**Problem requirements:** Without the images, output each record below as it stands.

Recorded data:
+--

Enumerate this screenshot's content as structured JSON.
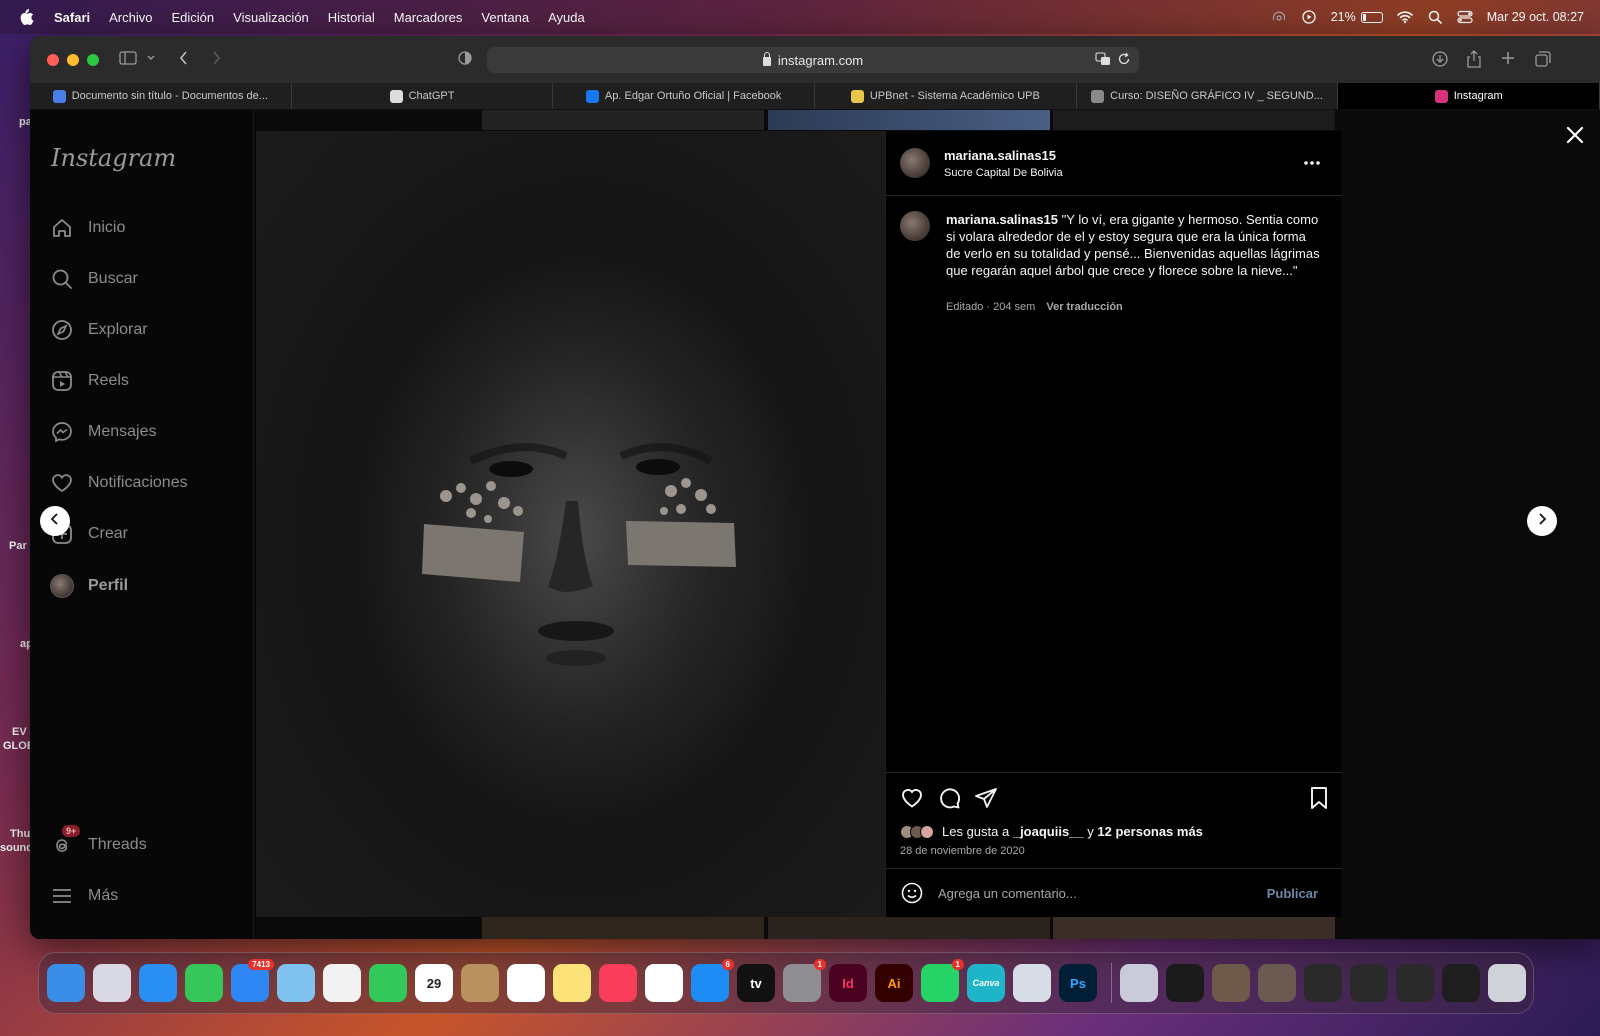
{
  "menubar": {
    "app": "Safari",
    "items": [
      "Archivo",
      "Edición",
      "Visualización",
      "Historial",
      "Marcadores",
      "Ventana",
      "Ayuda"
    ],
    "battery_label": "21%",
    "battery_level": 0.21,
    "datetime": "Mar 29 oct. 08:27"
  },
  "desktop": {
    "labels": [
      "pa",
      "Par",
      "ap",
      "EV",
      "GLOE",
      "Thu",
      "sound"
    ]
  },
  "browser": {
    "url": "instagram.com",
    "tabs": [
      {
        "title": "Documento sin título - Documentos de...",
        "icon": "docs-icon",
        "color": "#4a7ee8"
      },
      {
        "title": "ChatGPT",
        "icon": "chatgpt-icon",
        "color": "#ddd"
      },
      {
        "title": "Ap. Edgar Ortuño Oficial | Facebook",
        "icon": "facebook-icon",
        "color": "#1877f2"
      },
      {
        "title": "UPBnet - Sistema Académico UPB",
        "icon": "upb-icon",
        "color": "#e9c64a"
      },
      {
        "title": "Curso: DISEÑO GRÁFICO IV _ SEGUND...",
        "icon": "u-icon",
        "color": "#8a8a8a"
      },
      {
        "title": "Instagram",
        "icon": "instagram-icon",
        "color": "#d6337c"
      }
    ]
  },
  "instagram": {
    "logo": "Instagram",
    "nav": [
      {
        "label": "Inicio",
        "icon": "home-icon"
      },
      {
        "label": "Buscar",
        "icon": "search-icon"
      },
      {
        "label": "Explorar",
        "icon": "compass-icon"
      },
      {
        "label": "Reels",
        "icon": "reels-icon"
      },
      {
        "label": "Mensajes",
        "icon": "messenger-icon"
      },
      {
        "label": "Notificaciones",
        "icon": "heart-icon"
      },
      {
        "label": "Crear",
        "icon": "plus-square-icon"
      },
      {
        "label": "Perfil",
        "icon": "profile-avatar"
      }
    ],
    "threads": {
      "label": "Threads",
      "badge": "9+"
    },
    "more": {
      "label": "Más"
    },
    "post": {
      "username": "mariana.salinas15",
      "location": "Sucre Capital De Bolivia",
      "caption_user": "mariana.salinas15",
      "caption_text": "\"Y lo ví, era gigante y hermoso. Sentia como si volara alrededor de el y estoy segura que era la única forma de verlo en su totalidad y pensé... Bienvenidas aquellas lágrimas que regarán aquel árbol que crece y florece sobre la nieve...\"",
      "meta": "Editado · 204 sem",
      "translate": "Ver traducción",
      "likes_prefix": "Les gusta a",
      "likes_user": "_joaquiis__",
      "likes_and": "y",
      "likes_rest": "12 personas más",
      "date": "28 de noviembre de 2020",
      "comment_placeholder": "Agrega un comentario...",
      "publish": "Publicar"
    }
  },
  "dock": {
    "apps": [
      {
        "name": "finder-icon",
        "color": "#3b8ee8",
        "text": ""
      },
      {
        "name": "launchpad-icon",
        "color": "#d9d9e6",
        "text": ""
      },
      {
        "name": "safari-icon",
        "color": "#2a8ff2",
        "text": ""
      },
      {
        "name": "messages-icon",
        "color": "#35c759",
        "text": ""
      },
      {
        "name": "mail-icon",
        "color": "#2f86f5",
        "text": "",
        "badge": "7413"
      },
      {
        "name": "maps-icon",
        "color": "#7fc2f0",
        "text": ""
      },
      {
        "name": "photos-icon",
        "color": "#f2f2f2",
        "text": ""
      },
      {
        "name": "facetime-icon",
        "color": "#34c759",
        "text": ""
      },
      {
        "name": "calendar-icon",
        "color": "#ffffff",
        "text": "29"
      },
      {
        "name": "contacts-icon",
        "color": "#b8925e",
        "text": ""
      },
      {
        "name": "reminders-icon",
        "color": "#ffffff",
        "text": ""
      },
      {
        "name": "notes-icon",
        "color": "#fbe37a",
        "text": ""
      },
      {
        "name": "music-icon",
        "color": "#fa3d5a",
        "text": ""
      },
      {
        "name": "freeform-icon",
        "color": "#ffffff",
        "text": ""
      },
      {
        "name": "appstore-icon",
        "color": "#1e8cf5",
        "text": "",
        "badge": "6"
      },
      {
        "name": "appletv-icon",
        "color": "#111111",
        "text": "tv"
      },
      {
        "name": "settings-icon",
        "color": "#8e8e93",
        "text": "",
        "badge": "1"
      },
      {
        "name": "indesign-icon",
        "color": "#49021f",
        "text": "Id"
      },
      {
        "name": "illustrator-icon",
        "color": "#330000",
        "text": "Ai"
      },
      {
        "name": "whatsapp-icon",
        "color": "#25d366",
        "text": "",
        "badge": "1"
      },
      {
        "name": "canva-icon",
        "color": "#1fb5c9",
        "text": "Canva"
      },
      {
        "name": "preview-icon",
        "color": "#d7dde6",
        "text": ""
      },
      {
        "name": "photoshop-icon",
        "color": "#001e36",
        "text": "Ps"
      }
    ],
    "recent": [
      {
        "name": "recent-window-1-icon",
        "color": "#c9ccd8"
      },
      {
        "name": "recent-window-2-icon",
        "color": "#1b1b1b"
      },
      {
        "name": "recent-window-3-icon",
        "color": "#6e5a4a"
      },
      {
        "name": "recent-window-4-icon",
        "color": "#6b5a52"
      },
      {
        "name": "recent-window-5-icon",
        "color": "#2a2a2a"
      },
      {
        "name": "recent-window-6-icon",
        "color": "#2a2a2a"
      },
      {
        "name": "recent-window-7-icon",
        "color": "#2a2a2a"
      },
      {
        "name": "recent-window-8-icon",
        "color": "#1e1e1e"
      }
    ],
    "trash": {
      "name": "trash-icon",
      "color": "#cfd3d8"
    }
  }
}
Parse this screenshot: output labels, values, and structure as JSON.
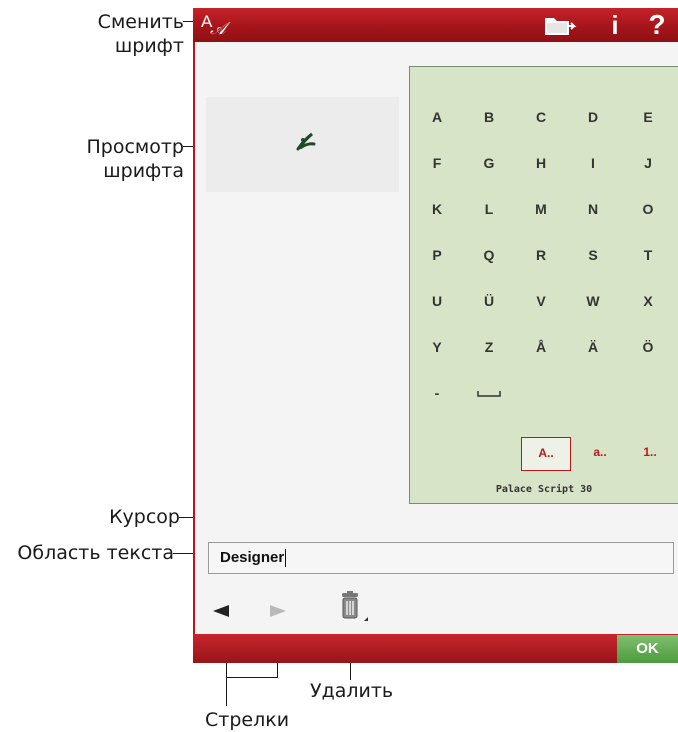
{
  "callouts": {
    "change_font": "Сменить шрифт",
    "font_preview": "Просмотр шрифта",
    "cursor": "Курсор",
    "text_area": "Область текста",
    "delete": "Удалить",
    "arrows": "Стрелки"
  },
  "toolbar": {
    "font_icon": "font-change-icon",
    "folder_icon": "folder-icon",
    "info_icon": "info-icon",
    "help_icon": "help-icon",
    "info_label": "i",
    "help_label": "?"
  },
  "keyboard": {
    "rows": [
      [
        "A",
        "B",
        "C",
        "D",
        "E"
      ],
      [
        "F",
        "G",
        "H",
        "I",
        "J"
      ],
      [
        "K",
        "L",
        "M",
        "N",
        "O"
      ],
      [
        "P",
        "Q",
        "R",
        "S",
        "T"
      ],
      [
        "U",
        "Ü",
        "V",
        "W",
        "X"
      ],
      [
        "Y",
        "Z",
        "Å",
        "Ä",
        "Ö"
      ],
      [
        "-",
        "space"
      ]
    ],
    "categories": [
      "A..",
      "a..",
      "1.."
    ],
    "selected_category": "A..",
    "font_name": "Palace Script 30"
  },
  "text_area": {
    "value": "Designer"
  },
  "bottom": {
    "ok_label": "OK"
  },
  "colors": {
    "accent": "#b5191e",
    "keyboard_bg": "#d8e4c7",
    "ok": "#5aa648"
  }
}
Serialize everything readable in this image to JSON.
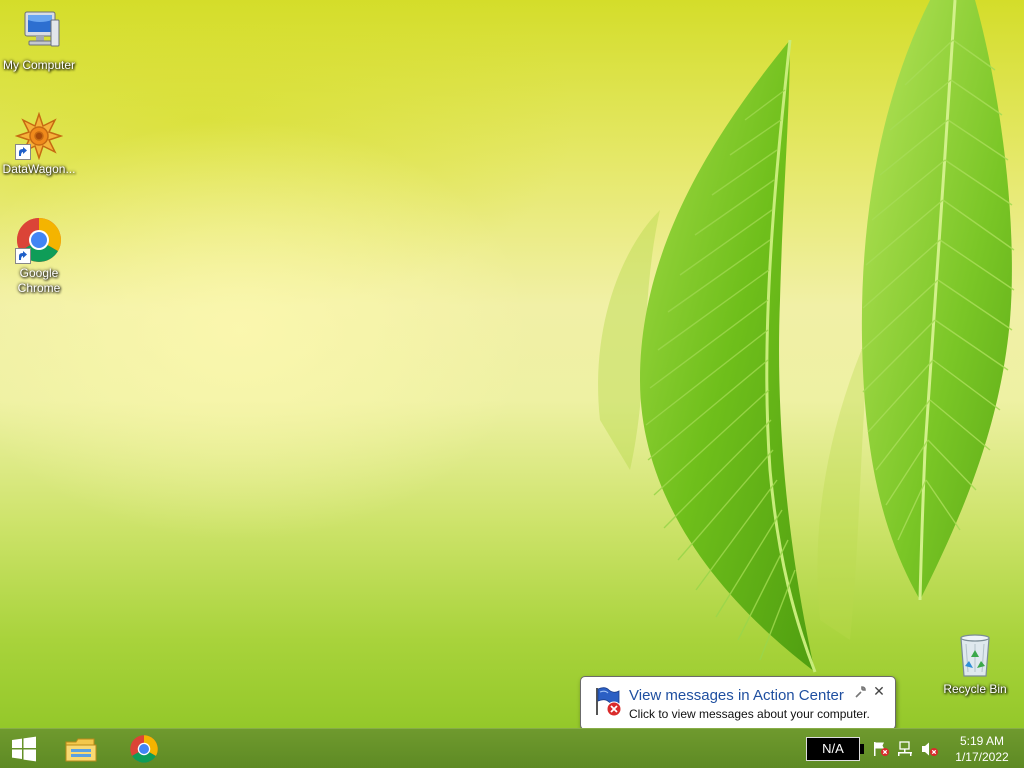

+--

**Finished exercise:**
Enumerate this screenshot's content as structured JSON.
{
  "menubar": {
    "app": "Safari",
    "items": [
      "Archivo",
      "Edición",
      "Visualización",
      "Historial",
      "Marcadores",
      "Ventana",
      "Ayuda"
    ],
    "battery_label": "21%",
    "battery_level": 0.21,
    "datetime": "Mar 29 oct. 08:27"
  },
  "desktop": {
    "labels": [
      "pa",
      "Par",
      "ap",
      "EV",
      "GLOE",
      "Thu",
      "sound"
    ]
  },
  "browser": {
    "url": "instagram.com",
    "tabs": [
      {
        "title": "Documento sin título - Documentos de...",
        "icon": "docs-icon",
        "color": "#4a7ee8"
      },
      {
        "title": "ChatGPT",
        "icon": "chatgpt-icon",
        "color": "#ddd"
      },
      {
        "title": "Ap. Edgar Ortuño Oficial | Facebook",
        "icon": "facebook-icon",
        "color": "#1877f2"
      },
      {
        "title": "UPBnet - Sistema Académico UPB",
        "icon": "upb-icon",
        "color": "#e9c64a"
      },
      {
        "title": "Curso: DISEÑO GRÁFICO IV _ SEGUND...",
        "icon": "u-icon",
        "color": "#8a8a8a"
      },
      {
        "title": "Instagram",
        "icon": "instagram-icon",
        "color": "#d6337c"
      }
    ]
  },
  "instagram": {
    "logo": "Instagram",
    "nav": [
      {
        "label": "Inicio",
        "icon": "home-icon"
      },
      {
        "label": "Buscar",
        "icon": "search-icon"
      },
      {
        "label": "Explorar",
        "icon": "compass-icon"
      },
      {
        "label": "Reels",
        "icon": "reels-icon"
      },
      {
        "label": "Mensajes",
        "icon": "messenger-icon"
      },
      {
        "label": "Notificaciones",
        "icon": "heart-icon"
      },
      {
        "label": "Crear",
        "icon": "plus-square-icon"
      },
      {
        "label": "Perfil",
        "icon": "profile-avatar"
      }
    ],
    "threads": {
      "label": "Threads",
      "badge": "9+"
    },
    "more": {
      "label": "Más"
    },
    "post": {
      "username": "mariana.salinas15",
      "location": "Sucre Capital De Bolivia",
      "caption_user": "mariana.salinas15",
      "caption_text": "\"Y lo ví, era gigante y hermoso. Sentia como si volara alrededor de el y estoy segura que era la única forma de verlo en su totalidad y pensé... Bienvenidas aquellas lágrimas que regarán aquel árbol que crece y florece sobre la nieve...\"",
      "meta": "Editado · 204 sem",
      "translate": "Ver traducción",
      "likes_prefix": "Les gusta a",
      "likes_user": "_joaquiis__",
      "likes_and": "y",
      "likes_rest": "12 personas más",
      "date": "28 de noviembre de 2020",
      "comment_placeholder": "Agrega un comentario...",
      "publish": "Publicar"
    }
  },
  "dock": {
    "apps": [
      {
        "name": "finder-icon",
        "color": "#3b8ee8",
        "text": ""
      },
      {
        "name": "launchpad-icon",
        "color": "#d9d9e6",
        "text": ""
      },
      {
        "name": "safari-icon",
        "color": "#2a8ff2",
        "text": ""
      },
      {
        "name": "messages-icon",
        "color": "#35c759",
        "text": ""
      },
      {
        "name": "mail-icon",
        "color": "#2f86f5",
        "text": "",
        "badge": "7413"
      },
      {
        "name": "maps-icon",
        "color": "#7fc2f0",
        "text": ""
      },
      {
        "name": "photos-icon",
        "color": "#f2f2f2",
        "text": ""
      },
      {
        "name": "facetime-icon",
        "color": "#34c759",
        "text": ""
      },
      {
        "name": "calendar-icon",
        "color": "#ffffff",
        "text": "29"
      },
      {
        "name": "contacts-icon",
        "color": "#b8925e",
        "text": ""
      },
      {
        "name": "reminders-icon",
        "color": "#ffffff",
        "text": ""
      },
      {
        "name": "notes-icon",
        "color": "#fbe37a",
        "text": ""
      },
      {
        "name": "music-icon",
        "color": "#fa3d5a",
        "text": ""
      },
      {
        "name": "freeform-icon",
        "color": "#ffffff",
        "text": ""
      },
      {
        "name": "appstore-icon",
        "color": "#1e8cf5",
        "text": "",
        "badge": "6"
      },
      {
        "name": "appletv-icon",
        "color": "#111111",
        "text": "tv"
      },
      {
        "name": "settings-icon",
        "color": "#8e8e93",
        "text": "",
        "badge": "1"
      },
      {
        "name": "indesign-icon",
        "color": "#49021f",
        "text": "Id"
      },
      {
        "name": "illustrator-icon",
        "color": "#330000",
        "text": "Ai"
      },
      {
        "name": "whatsapp-icon",
        "color": "#25d366",
        "text": "",
        "badge": "1"
      },
      {
        "name": "canva-icon",
        "color": "#1fb5c9",
        "text": "Canva"
      },
      {
        "name": "preview-icon",
        "color": "#d7dde6",
        "text": ""
      },
      {
        "name": "photoshop-icon",
        "color": "#001e36",
        "text": "Ps"
      }
    ],
    "recent": [
      {
        "name": "recent-window-1-icon",
        "color": "#c9ccd8"
      },
      {
        "name": "recent-window-2-icon",
        "color": "#1b1b1b"
      },
      {
        "name": "recent-window-3-icon",
        "color": "#6e5a4a"
      },
      {
        "name": "recent-window-4-icon",
        "color": "#6b5a52"
      },
      {
        "name": "recent-window-5-icon",
        "color": "#2a2a2a"
      },
      {
        "name": "recent-window-6-icon",
        "color": "#2a2a2a"
      },
      {
        "name": "recent-window-7-icon",
        "color": "#2a2a2a"
      },
      {
        "name": "recent-window-8-icon",
        "color": "#1e1e1e"
      }
    ],
    "trash": {
      "name": "trash-icon",
      "color": "#cfd3d8"
    }
  }
}
Parse this screenshot: output labels, values, and structure as JSON.
{
  "callouts": {
    "change_font": "Сменить шрифт",
    "font_preview": "Просмотр шрифта",
    "cursor": "Курсор",
    "text_area": "Область текста",
    "delete": "Удалить",
    "arrows": "Стрелки"
  },
  "toolbar": {
    "font_icon": "font-change-icon",
    "folder_icon": "folder-icon",
    "info_icon": "info-icon",
    "help_icon": "help-icon",
    "info_label": "i",
    "help_label": "?"
  },
  "keyboard": {
    "rows": [
      [
        "A",
        "B",
        "C",
        "D",
        "E"
      ],
      [
        "F",
        "G",
        "H",
        "I",
        "J"
      ],
      [
        "K",
        "L",
        "M",
        "N",
        "O"
      ],
      [
        "P",
        "Q",
        "R",
        "S",
        "T"
      ],
      [
        "U",
        "Ü",
        "V",
        "W",
        "X"
      ],
      [
        "Y",
        "Z",
        "Å",
        "Ä",
        "Ö"
      ],
      [
        "-",
        "space"
      ]
    ],
    "categories": [
      "A..",
      "a..",
      "1.."
    ],
    "selected_category": "A..",
    "font_name": "Palace Script 30"
  },
  "text_area": {
    "value": "Designer"
  },
  "bottom": {
    "ok_label": "OK"
  },
  "colors": {
    "accent": "#b5191e",
    "keyboard_bg": "#d8e4c7",
    "ok": "#5aa648"
  }
}
Serialize everything readable in this image to JSON.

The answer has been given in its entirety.